This summer, all of the variables will be positive. Once his ankle heals, and his ankle will heal, he'll be healthy. His teammates love him and will begin texting him soon to beg him to return. He and Darrell Bevell worked extremely well together. Despite the ``schism'' and ``spat'' talk, he gets along fine with head coach Brad Childress. He is coming off one of the best seasons of his career. And please don't assume he doesn't need or crave the money. He will never again have the chance to earn $12 million for six months of work. The team he plays for could give him a chance to end his career with a Super Bowl appearance or victory.
I don't think there's any doubt he'll come back. Eventually.
-I'm starting to revisit my thoughts about the Wolves eventually trading Al Jefferson. I thought it might be a necessity. Now I think they should trade him only if they get back excellent value in return.
Here's why: The Wolves have spent the last five years desperately seeking NBA-quality players. To trade their best player just to clear a spot for another good player would not represent progress. I'd rather see Kevin Love and Al Jefferson continuing to play together, continuing to learn how to play together, than see the Wolves trade Jefferson to bring in an average wing or center.
We've seen all kinds of different combinations of players win big. We've seen three-guard sets and point forwards and hybrid guards. I'd rather see the Wolves try to make this work than trade Jefferson just to trade him.
-I don't know if I've been as impressed by a Twins winter since the Twins brought in Chili Davis and Jack Morris. They didn't just add good players who should fit well; they did so without compromising their future, trading away valuable assets (since I consider the Gomez-for-Hardy deal to be the best move of the winter), or committing money that will hur them in the future.
Fans always want the Twins to spend big right now, but they will always operate under some sort of payroll limit, and landing good players on one-year deals is still the smartest way for them to operate. I'd love to see them sign an everyday third baseman, but leaving that position in flux does give them the opportunity to see a player - Harris, Tolbert, Casilla, Hughes, Punto or Valencia - surprise them. And the Twins always have at least one pleasant surprise. (My pick this year is Casilla. There's too much talent there for him to continue to flounder, and he'd be the perfect No. 9 hitter for a manager who still wants to play small-ball on occasion.)

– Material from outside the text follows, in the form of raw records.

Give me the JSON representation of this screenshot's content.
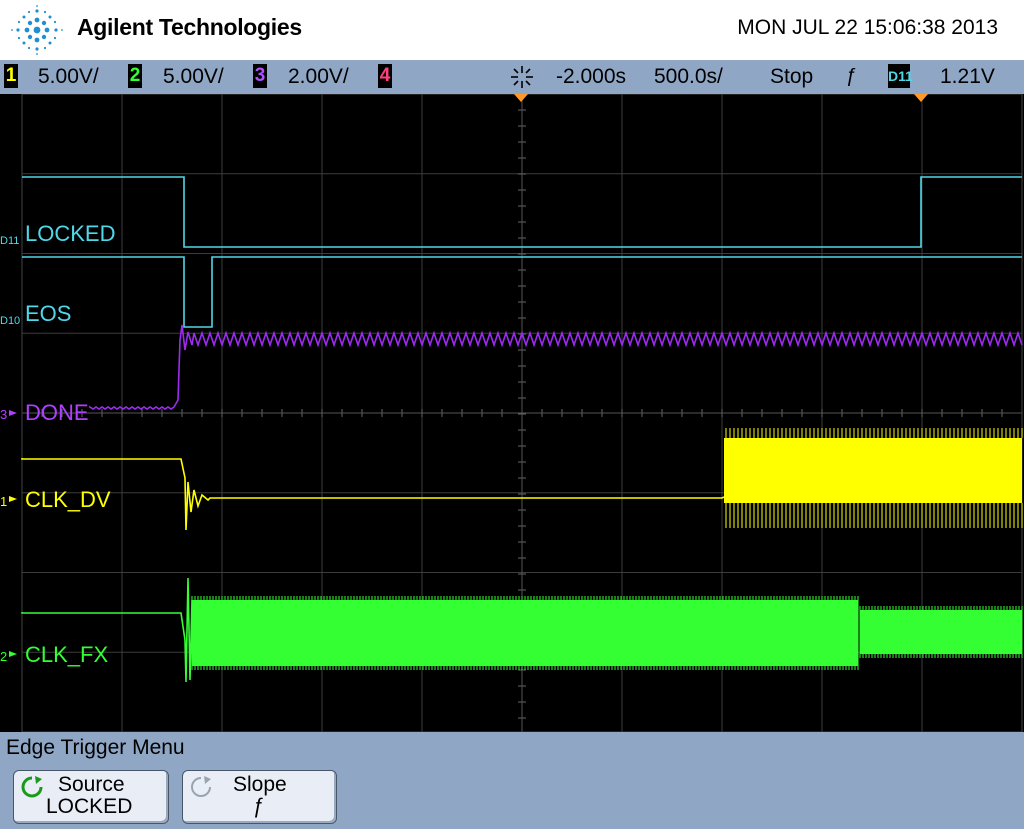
{
  "title_bar": {
    "brand": "Agilent Technologies",
    "datetime": "MON JUL 22 15:06:38 2013"
  },
  "status_bar": {
    "channels": [
      {
        "num": "1",
        "scale": "5.00V/",
        "color": "#ffff00"
      },
      {
        "num": "2",
        "scale": "5.00V/",
        "color": "#33ff33"
      },
      {
        "num": "3",
        "scale": "2.00V/",
        "color": "#b050ff"
      },
      {
        "num": "4",
        "scale": "",
        "color": "#ff4080"
      }
    ],
    "delay": "-2.000s",
    "timebase": "500.0s/",
    "run_state": "Stop",
    "trigger_slope_symbol": "ƒ",
    "trigger_source": "D11",
    "trigger_level": "1.21V"
  },
  "traces": {
    "locked": {
      "label": "LOCKED",
      "marker": "D11",
      "color": "#4fd8e8"
    },
    "eos": {
      "label": "EOS",
      "marker": "D10",
      "color": "#4fd8e8"
    },
    "done": {
      "label": "DONE",
      "marker": "3",
      "color": "#b040ff"
    },
    "clk_dv": {
      "label": "CLK_DV",
      "marker": "1",
      "color": "#ffff00"
    },
    "clk_fx": {
      "label": "CLK_FX",
      "marker": "2",
      "color": "#33ff33"
    }
  },
  "menu": {
    "title": "Edge Trigger Menu",
    "softkeys": [
      {
        "label": "Source",
        "value": "LOCKED",
        "icon": "rotate-knob-icon-active"
      },
      {
        "label": "Slope",
        "value": "ƒ",
        "icon": "rotate-knob-icon-inactive"
      }
    ]
  }
}
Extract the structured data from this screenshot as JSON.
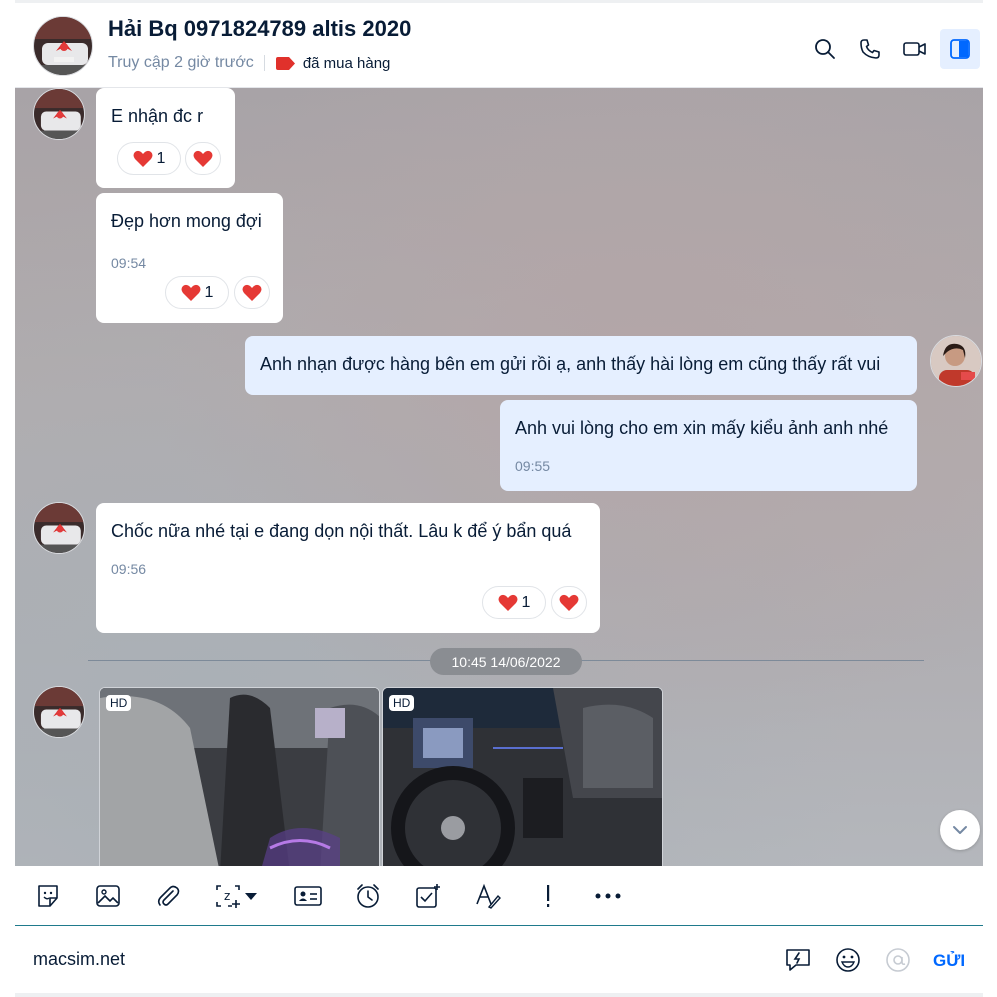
{
  "header": {
    "contact_name": "Hải Bq 0971824789 altis 2020",
    "last_seen": "Truy cập 2 giờ trước",
    "tag_label": "đã mua hàng",
    "tag_color": "#e0312b",
    "icons": [
      "search-icon",
      "phone-icon",
      "video-icon",
      "side-panel-icon"
    ]
  },
  "messages": [
    {
      "sender": "contact",
      "text": "E nhận đc r",
      "reaction_count": "1"
    },
    {
      "sender": "contact",
      "text": "Đẹp hơn mong đợi",
      "time": "09:54",
      "reaction_count": "1"
    },
    {
      "sender": "me",
      "text": "Anh nhạn được hàng bên em gửi rồi ạ, anh thấy hài lòng em cũng thấy rất vui"
    },
    {
      "sender": "me",
      "text": "Anh vui lòng cho em xin mấy kiểu ảnh anh nhé",
      "time": "09:55"
    },
    {
      "sender": "contact",
      "text": "Chốc nữa nhé tại e đang dọn nội thất. Lâu k để ý bẩn quá",
      "time": "09:56",
      "reaction_count": "1"
    }
  ],
  "date_divider": "10:45 14/06/2022",
  "photos": [
    {
      "badge": "HD"
    },
    {
      "badge": "HD"
    }
  ],
  "toolbar": {
    "icons": [
      "sticker-icon",
      "image-icon",
      "attachment-icon",
      "screenshot-icon",
      "dropdown-caret-icon",
      "contact-card-icon",
      "reminder-clock-icon",
      "task-icon",
      "text-format-icon",
      "important-icon",
      "more-icon"
    ]
  },
  "composer": {
    "input_value": "macsim.net",
    "send_label": "GỬI",
    "icons": [
      "quick-message-icon",
      "emoji-icon",
      "mention-icon"
    ]
  },
  "colors": {
    "accent": "#0068ff",
    "my_bubble": "#e5efff",
    "heart": "#e53935"
  }
}
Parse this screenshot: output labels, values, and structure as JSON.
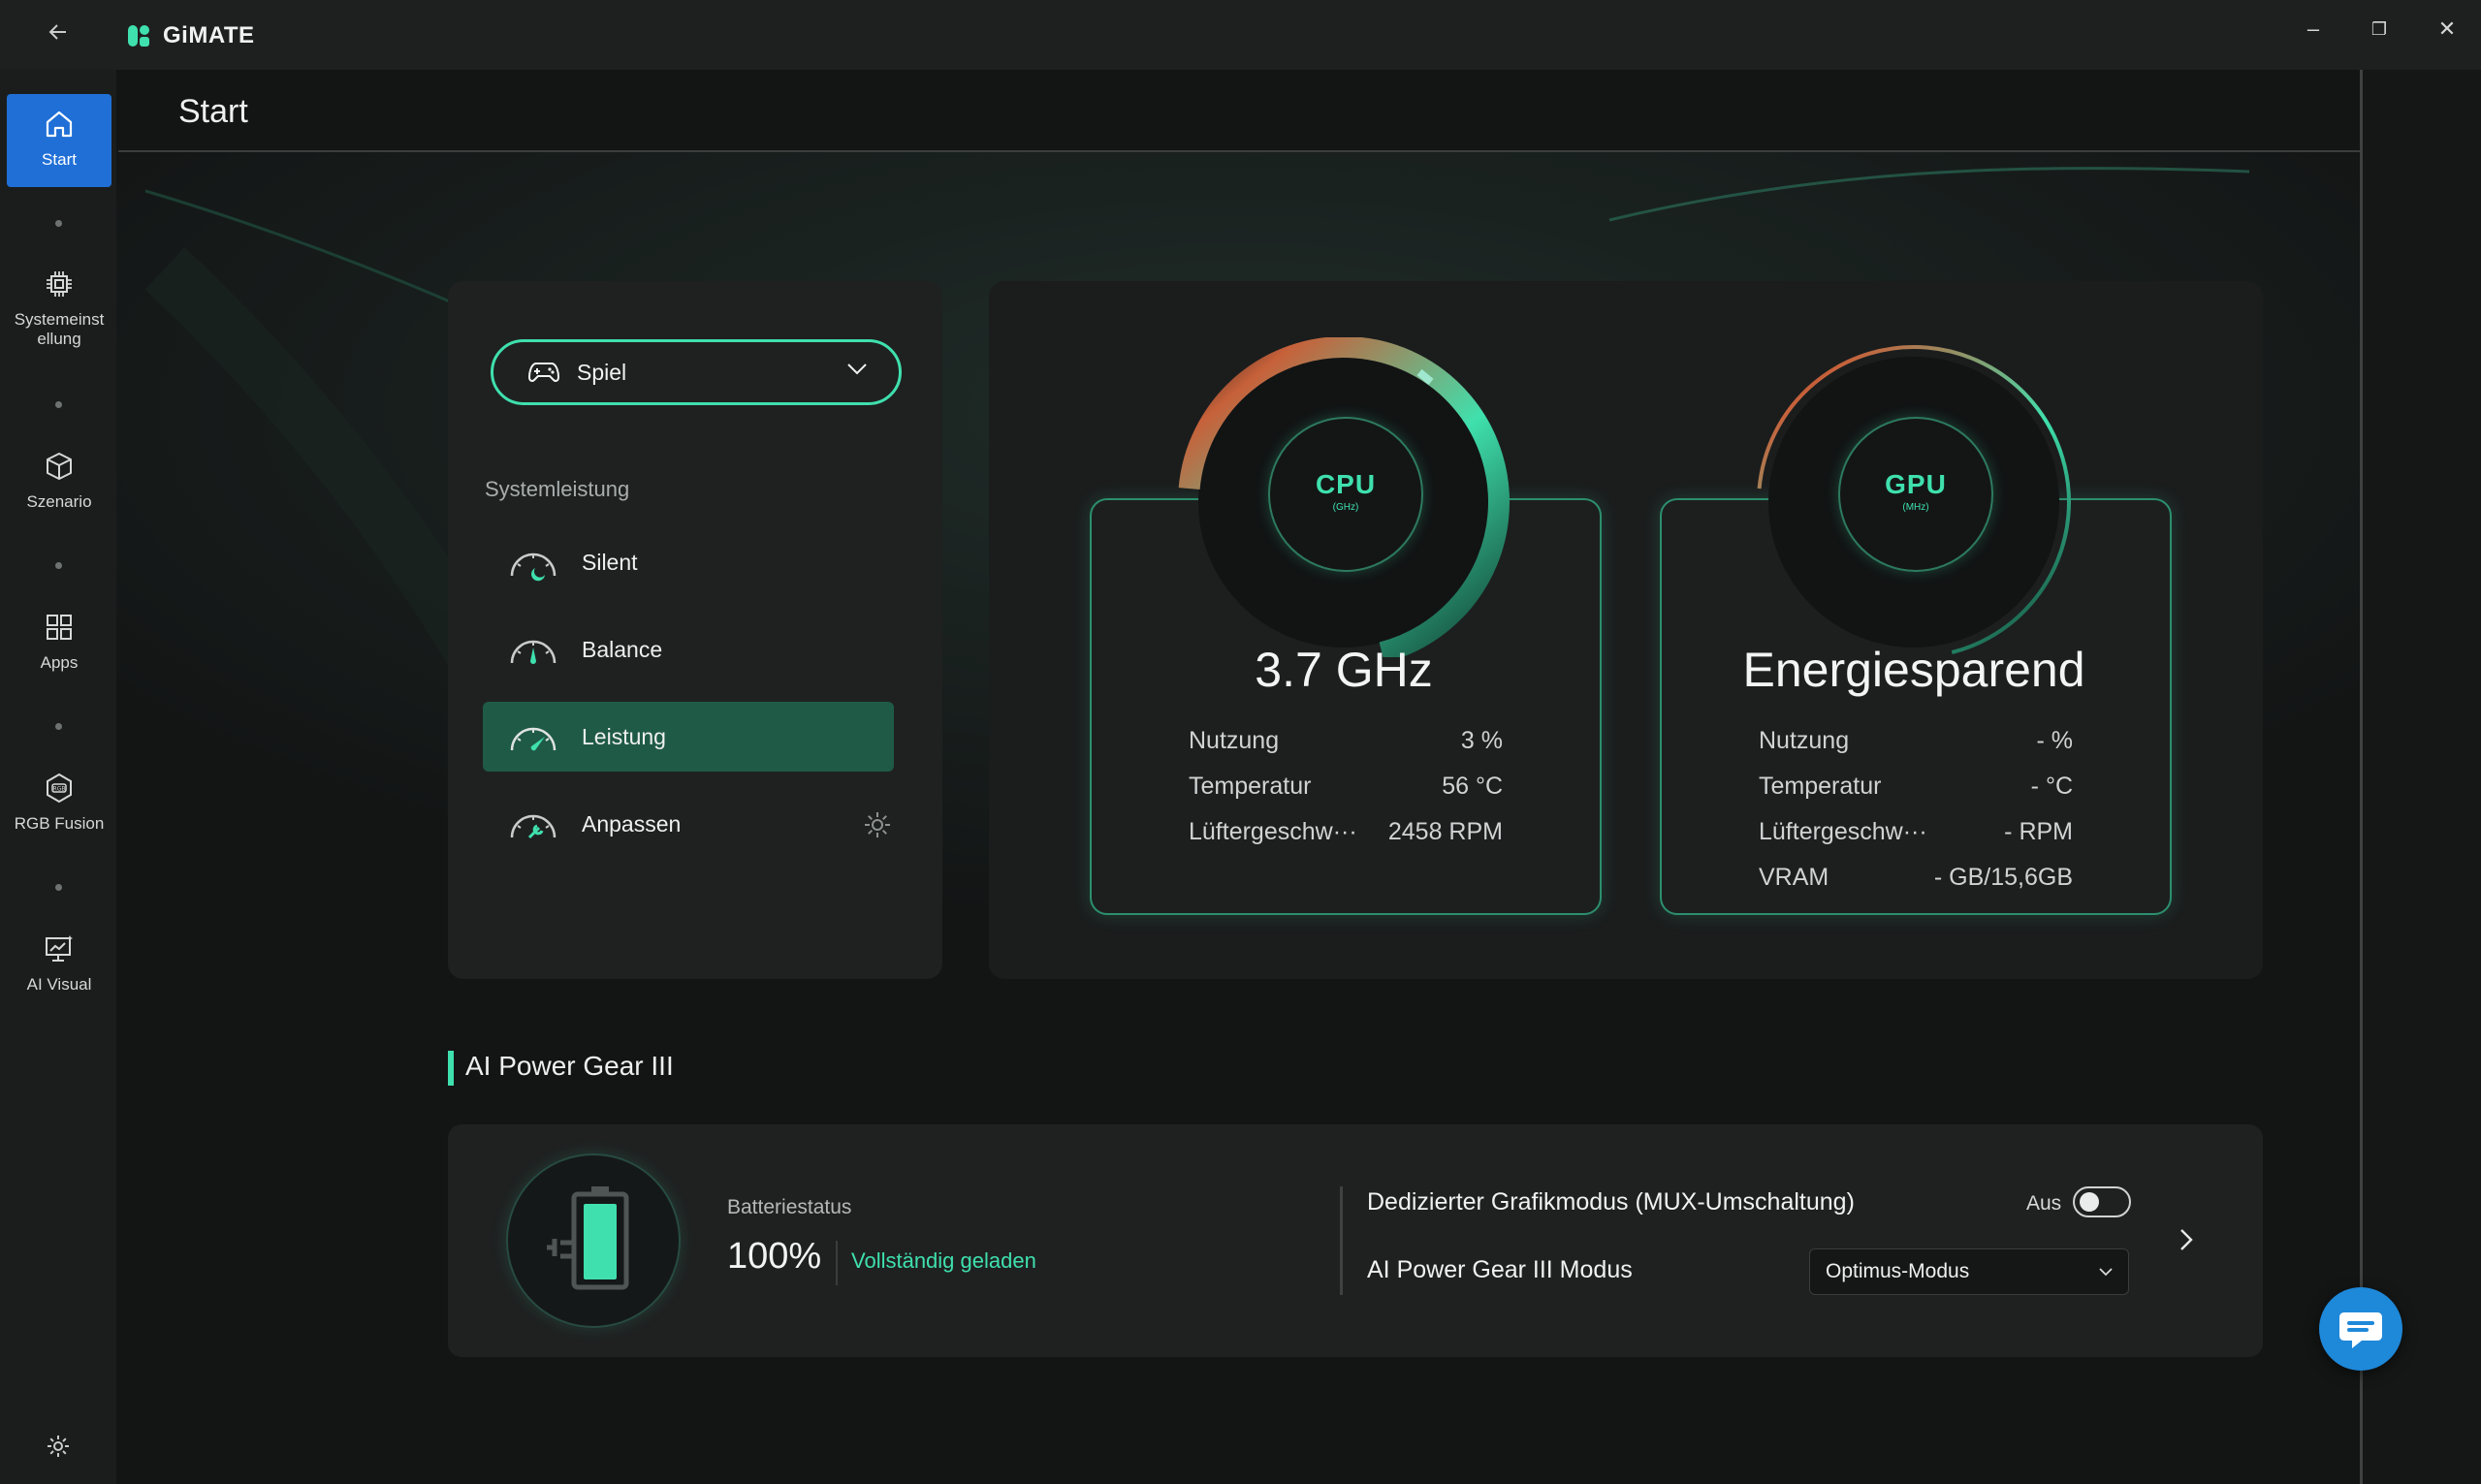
{
  "app": {
    "name": "GiMATE",
    "back_icon": "back-arrow-icon"
  },
  "window": {
    "minimize": "–",
    "restore": "❐",
    "close": "✕"
  },
  "sidebar": {
    "items": [
      {
        "label": "Start",
        "icon": "home-icon",
        "active": true
      },
      {
        "label": "Systemeinstellung",
        "line1": "Systemeinst",
        "line2": "ellung",
        "icon": "chip-icon"
      },
      {
        "label": "Szenario",
        "icon": "cube-icon"
      },
      {
        "label": "Apps",
        "icon": "apps-grid-icon"
      },
      {
        "label": "RGB Fusion",
        "icon": "rgb-icon"
      },
      {
        "label": "AI Visual",
        "icon": "ai-visual-icon"
      }
    ],
    "settings_icon": "gear-icon"
  },
  "page": {
    "title": "Start"
  },
  "modes": {
    "selected": "Spiel",
    "section_label": "Systemleistung",
    "items": [
      {
        "label": "Silent",
        "icon": "gauge-silent-icon"
      },
      {
        "label": "Balance",
        "icon": "gauge-balance-icon"
      },
      {
        "label": "Leistung",
        "icon": "gauge-performance-icon",
        "active": true
      },
      {
        "label": "Anpassen",
        "icon": "gauge-custom-icon"
      }
    ]
  },
  "cpu": {
    "chip_label": "CPU",
    "chip_unit": "(GHz)",
    "value": "3.7 GHz",
    "rows": [
      {
        "key": "Nutzung",
        "value": "3 %"
      },
      {
        "key": "Temperatur",
        "value": "56 °C"
      },
      {
        "key": "Lüftergeschw···",
        "value": "2458 RPM"
      }
    ]
  },
  "gpu": {
    "chip_label": "GPU",
    "chip_unit": "(MHz)",
    "value": "Energiesparend",
    "rows": [
      {
        "key": "Nutzung",
        "value": "- %"
      },
      {
        "key": "Temperatur",
        "value": "- °C"
      },
      {
        "key": "Lüftergeschw···",
        "value": "- RPM"
      },
      {
        "key": "VRAM",
        "value": "- GB/15,6GB"
      }
    ]
  },
  "ai_power_gear": {
    "title": "AI Power Gear III",
    "battery_label": "Batteriestatus",
    "battery_percent": "100%",
    "battery_status": "Vollständig geladen",
    "mux_label": "Dedizierter Grafikmodus (MUX-Umschaltung)",
    "mux_state": "Aus",
    "mux_enabled": false,
    "mode_label": "AI Power Gear III Modus",
    "mode_value": "Optimus-Modus"
  },
  "colors": {
    "accent": "#3fe0ad",
    "active_nav": "#1f6fd6",
    "active_mode": "#1f5a46",
    "fab": "#1e88d9"
  }
}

-I may write about this more later, but I think the idea of being offended by a female athlete's bikini photos is ridiculous. so Lindsey Vonn posed for some provocative shots.
Female athletes wear provocative clothing when they compete, if you want to look at them that way. Would you let your daughter leave the house wearing one of those figure skating costumes? Or a skin-tight ski suit? Or a body-hugging speedskating outfit?
I'll say the same thing to the women's groups decrying Vonn's photos as I would say to the mouth-breathers who spell out their sophomoric pantings in the comment section of stories referring to Vonn's photos: Grow up, and get a life. The human instinct to be attracted to and by well-toned muscles isn't exactly what's wrong with the world.
-I land in Vancouver tonight and will start writing for the paper in Friday's editions.
This week, I"ll continue to appear at my usual radio times - at 6:40 a.m. on KSTP-AM with Reusse and Co. Next week, we'll move that time back.